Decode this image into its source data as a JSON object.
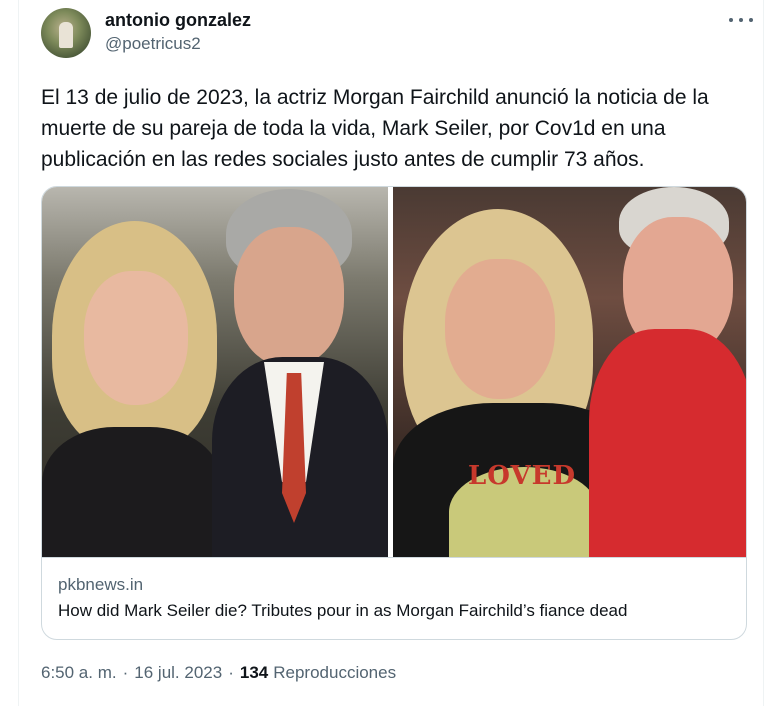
{
  "author": {
    "display_name": "antonio gonzalez",
    "handle": "@poetricus2"
  },
  "tweet": {
    "text": "El 13 de julio de 2023, la actriz Morgan Fairchild anunció la noticia de la muerte de su pareja de toda la vida, Mark Seiler, por Cov1d en una publicación en las redes sociales justo antes de cumplir 73 años."
  },
  "card": {
    "domain": "pkbnews.in",
    "title": "How did Mark Seiler die? Tributes pour in as Morgan Fairchild’s fiance dead",
    "shirt_text": "LOVED"
  },
  "meta": {
    "time": "6:50 a. m.",
    "date": "16 jul. 2023",
    "separator": "·",
    "views_count": "134",
    "views_label": "Reproducciones"
  },
  "colors": {
    "text": "#0f1419",
    "secondary": "#536471",
    "border": "#cfd9de"
  },
  "icons": {
    "more": "more-dots-icon"
  }
}
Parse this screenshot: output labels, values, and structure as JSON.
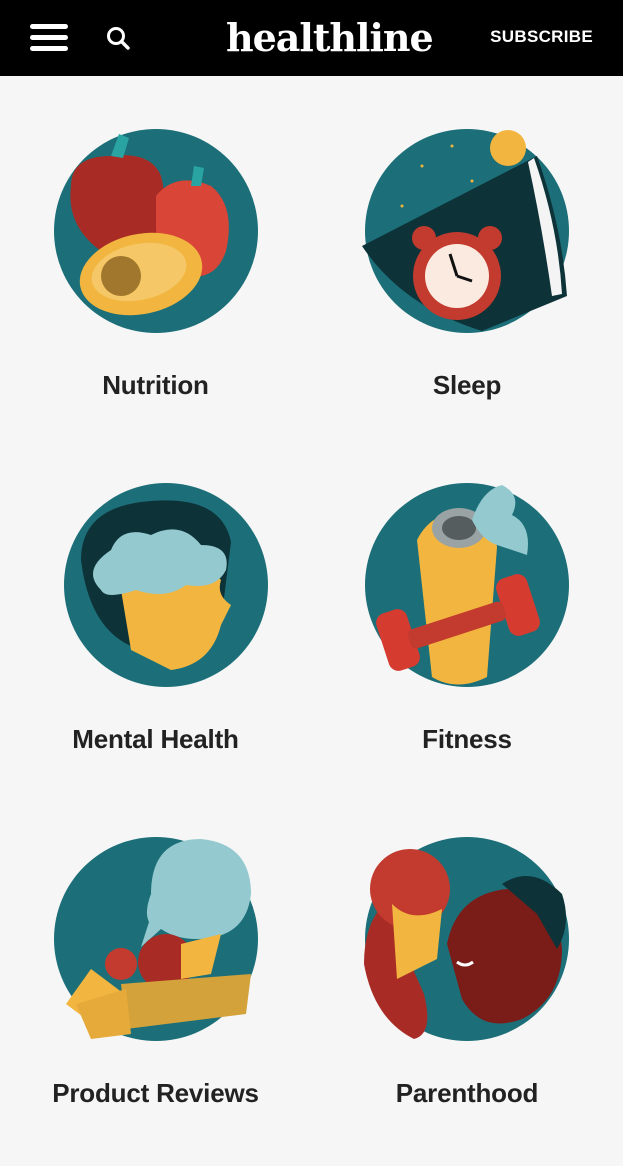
{
  "header": {
    "logo": "healthline",
    "subscribe_label": "SUBSCRIBE",
    "menu_icon": "hamburger-menu-icon",
    "search_icon": "search-icon"
  },
  "colors": {
    "header_bg": "#000000",
    "page_bg": "#f6f6f6",
    "teal": "#1c6f78",
    "red": "#c23b2e",
    "yellow": "#f2b640",
    "dark": "#0d3238"
  },
  "categories": [
    {
      "label": "Nutrition",
      "icon": "nutrition-illustration-icon"
    },
    {
      "label": "Sleep",
      "icon": "sleep-illustration-icon"
    },
    {
      "label": "Mental Health",
      "icon": "mental-health-illustration-icon"
    },
    {
      "label": "Fitness",
      "icon": "fitness-illustration-icon"
    },
    {
      "label": "Product Reviews",
      "icon": "product-reviews-illustration-icon"
    },
    {
      "label": "Parenthood",
      "icon": "parenthood-illustration-icon"
    }
  ]
}
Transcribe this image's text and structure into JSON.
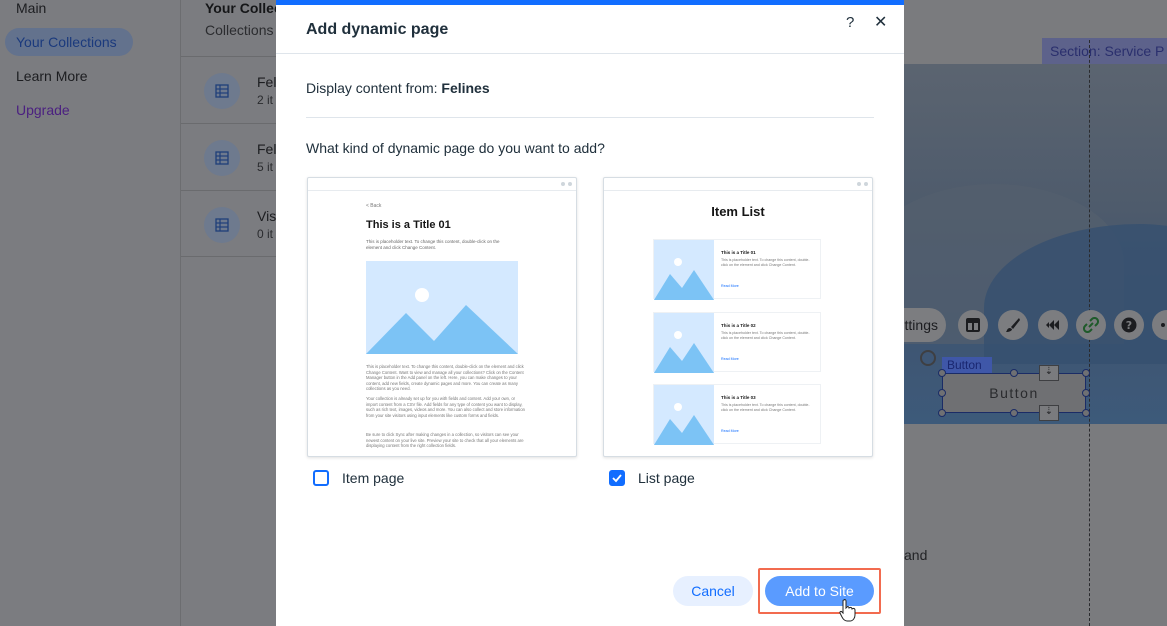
{
  "background": {
    "sidebar": {
      "items": [
        "Main",
        "Your Collections",
        "Learn More",
        "Upgrade"
      ]
    },
    "collections_panel": {
      "title": "Your Collec",
      "subtitle": "Collections",
      "rows": [
        {
          "name": "Fel",
          "count": "2 it"
        },
        {
          "name": "Fel",
          "count": "5 it"
        },
        {
          "name": "Vis",
          "count": "0 it"
        }
      ]
    },
    "editor": {
      "section_label": "Section: Service P",
      "settings_label": "ttings",
      "button_tag": "Button",
      "button_text": "Button",
      "partial_text": "and"
    }
  },
  "modal": {
    "title": "Add dynamic page",
    "help_label": "?",
    "close_label": "✕",
    "source_prefix": "Display content from: ",
    "source_name": "Felines",
    "question": "What kind of dynamic page do you want to add?",
    "item_preview": {
      "back": "< Back",
      "title": "This is a Title 01",
      "intro": "This is placeholder text. To change this content, double-click on the element and click Change Content.",
      "body1": "This is placeholder text. To change this content, double-click on the element and click Change Content. Want to view and manage all your collections? Click on the Content Manager button in the Add panel on the left. Here, you can make changes to your content, add new fields, create dynamic pages and more. You can create as many collections as you need.",
      "body2": "Your collection is already set up for you with fields and content. Add your own, or import content from a CSV file. Add fields for any type of content you want to display, such as rich text, images, videos and more. You can also collect and store information from your site visitors using input elements like custom forms and fields.",
      "body3": "Be sure to click Sync after making changes in a collection, so visitors can see your newest content on your live site. Preview your site to check that all your elements are displaying content from the right collection fields."
    },
    "list_preview": {
      "title": "Item List",
      "items": [
        {
          "title": "This is a Title 01",
          "desc": "This is placeholder text. To change this content, double-click on the element and click Change Content.",
          "read": "Read More"
        },
        {
          "title": "This is a Title 02",
          "desc": "This is placeholder text. To change this content, double-click on the element and click Change Content.",
          "read": "Read More"
        },
        {
          "title": "This is a Title 03",
          "desc": "This is placeholder text. To change this content, double-click on the element and click Change Content.",
          "read": "Read More"
        }
      ]
    },
    "options": [
      {
        "label": "Item page",
        "checked": false
      },
      {
        "label": "List page",
        "checked": true
      }
    ],
    "cancel_label": "Cancel",
    "add_label": "Add to Site"
  },
  "colors": {
    "accent": "#116dff",
    "primary_button": "#5a9bff",
    "highlight_frame": "#f26b4f",
    "placeholder_image": "#d4e9ff",
    "placeholder_mountain": "#7cc3f5"
  }
}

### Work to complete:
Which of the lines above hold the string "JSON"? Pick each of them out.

### Final answer:
Decode this image into its source data as a JSON object.
Parse this screenshot: output labels, values, and structure as JSON.
Transcribe this image's text and structure into JSON.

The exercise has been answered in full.